Remembrance Sunday

Remembrance Sunday 2017

12 November 2017

1 Thessalonians 4:13-end

 May I speak this morning in the name of God, the Father, God the Son and God the Holy Spirit.  Amen.

Remembrance Sunday is an important event in the life of this nation.

In an age when there seems to be little in the way of unity or common life, in which everyone is plugged into their own devices doing their own thing, there are not that many times when so many people around the country are going to be doing the same thing at the same time.

But today is one of those times and today we, as a country, are remembering and honouring the memory of all those who have given their lives in times of war.

Remembrance Sunday takes place close to Armistice Day on the 11th November because it was intended originally to remember the fallen of the Great War.  The names of those who died from Hadlow are always memorialised here in the window and at the memorial in the cemetery and we shall be reading from the list of the fallen there later this morning.

For the last three years there have been many 100th anniversaries in relation to the Great War.  In 2014 it was 100 years since that war started,  next year it will be 100 years since it ended and this year marks the 100th anniversary of the Battle of Passchendaele.

If your only experience of battle is watching Game of Thrones then it is easy to imagine that this battle took place across a few hours, there were some awesome special effects and then the survivors went home in time for a feast. Actually the battle of Passchendaele lasted from July to November 1917, some five months, and it is believed that about 260,000 men died on each side, or over half a million people died in the hell on earth that was the trenches of Ypres.

The Great War was such a hideous and traumatic experience for the people and nations involved that it was also referred to as the war to end all wars.

If it had been the war to end all wars then how different things would feel right now.  Imagine if next year we were celebrating not only 100 years since the end of the Great War but also 100 years of peace. But, sadly, history has proved very different and within less than a generation from 1918 there was another great war, so they had to start giving them numbers, and the fallen of the Second World War are also memorialized here and at the cemetery.  And, as we know, in the 70 years since the end of the Second World War there has only been one year in which British service personnel have not been involved in some kind of conflict.  At the height of the Iraq war I took a Remembrance Service in my previous parish and I read out the names of the 300 British soldiers who had died at that point in the conflict.
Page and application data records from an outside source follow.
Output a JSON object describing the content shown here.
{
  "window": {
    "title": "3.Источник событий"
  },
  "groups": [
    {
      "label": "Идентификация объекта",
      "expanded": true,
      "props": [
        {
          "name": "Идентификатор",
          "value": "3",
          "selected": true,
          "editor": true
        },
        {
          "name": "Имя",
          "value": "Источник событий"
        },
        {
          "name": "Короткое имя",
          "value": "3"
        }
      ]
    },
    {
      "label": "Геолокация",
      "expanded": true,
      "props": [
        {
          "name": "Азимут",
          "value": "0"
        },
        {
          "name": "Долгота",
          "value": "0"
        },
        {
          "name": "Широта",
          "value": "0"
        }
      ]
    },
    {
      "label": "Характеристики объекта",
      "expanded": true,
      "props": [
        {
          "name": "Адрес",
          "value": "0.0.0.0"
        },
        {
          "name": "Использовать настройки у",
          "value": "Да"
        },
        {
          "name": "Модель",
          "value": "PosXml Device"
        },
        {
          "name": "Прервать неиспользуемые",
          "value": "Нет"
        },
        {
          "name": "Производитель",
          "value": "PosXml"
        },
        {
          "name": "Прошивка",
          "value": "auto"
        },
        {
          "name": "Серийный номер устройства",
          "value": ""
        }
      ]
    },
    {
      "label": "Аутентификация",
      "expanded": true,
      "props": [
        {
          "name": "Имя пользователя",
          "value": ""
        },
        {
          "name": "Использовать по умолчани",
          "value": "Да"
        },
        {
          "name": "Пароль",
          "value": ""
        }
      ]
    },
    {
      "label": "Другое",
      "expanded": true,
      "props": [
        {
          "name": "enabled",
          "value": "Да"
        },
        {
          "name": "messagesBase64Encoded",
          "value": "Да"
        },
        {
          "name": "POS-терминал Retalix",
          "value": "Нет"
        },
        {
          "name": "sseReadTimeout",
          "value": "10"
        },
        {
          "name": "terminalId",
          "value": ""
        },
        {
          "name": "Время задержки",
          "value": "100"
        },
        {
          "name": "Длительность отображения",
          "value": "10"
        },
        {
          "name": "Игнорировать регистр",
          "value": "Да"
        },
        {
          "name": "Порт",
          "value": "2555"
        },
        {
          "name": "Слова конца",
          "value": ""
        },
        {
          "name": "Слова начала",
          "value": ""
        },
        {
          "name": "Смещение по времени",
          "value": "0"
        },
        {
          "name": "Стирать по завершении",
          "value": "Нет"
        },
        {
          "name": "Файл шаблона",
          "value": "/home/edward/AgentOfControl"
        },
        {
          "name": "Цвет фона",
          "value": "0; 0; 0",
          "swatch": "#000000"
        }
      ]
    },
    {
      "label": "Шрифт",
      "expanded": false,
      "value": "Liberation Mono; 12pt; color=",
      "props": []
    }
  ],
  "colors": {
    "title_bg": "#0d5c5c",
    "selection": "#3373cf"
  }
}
So Remembrance Sunday is no longer just about remembering the fallen of the First World War it is about remembering and honouring all those who have died in battle in defence of this country.  And we should be under no illusions that if those men and women from the Army, Navy, RAF had not gone to fight and been prepared to pay the ultimate price then the history of Europe and this life of this nation would have looked very different.  And we do remember and honour all those who died so that we might live.

But I also want to strike a note of caution.  We should never confuse remembering and honouring the dead with the glorification of war and the attitudes which lead to war.

It does not dishonor the dead that we should strive for all that makes for peace, indeed I believe that is what they fought and died for and, at the end of this service, we make a corporate commitment to be peacemakers.  As a Christian I seek to follow the Prince of Peace but even if you are not a Christian please do not fall into the trap of thinking that seeking peace is somehow inimical to remembering those who have died.

And speaking as a Christian, from my pulpit, on a Sunday it would be hugely remiss of me not to mention the Christian hope, the Christian belief, that actually death does not have the final word.

In the reading we heard just now St Paul is saying something about that hope:

“We believe that Jesus died and rose again and so we believe that God will bring with Jesus those who have fallen asleep in him.”

At the heart of the Christian faith lies not just the cross of Jesus but also the resurrection of Jesus and that resurrection was not just for him but for all those who have died, which includes those who died at Passchendaele, those who died in Iraq and in every other battle before and since, and, of course, it also applies to us.

So this Sunday, and every Remembrance Sunday, we remember and honour all those who have died in battle.  But we also commit ourselves to seeking peace and speaking peace to a world which seems in thrall to the allure of war and, as Christians, we also remind ourselves that whilst we remember and honour the dead we do not believe that death has the final word over them or over us, that God is not God of the dead but of the living and all who have fallen asleep in Christ are alive in him.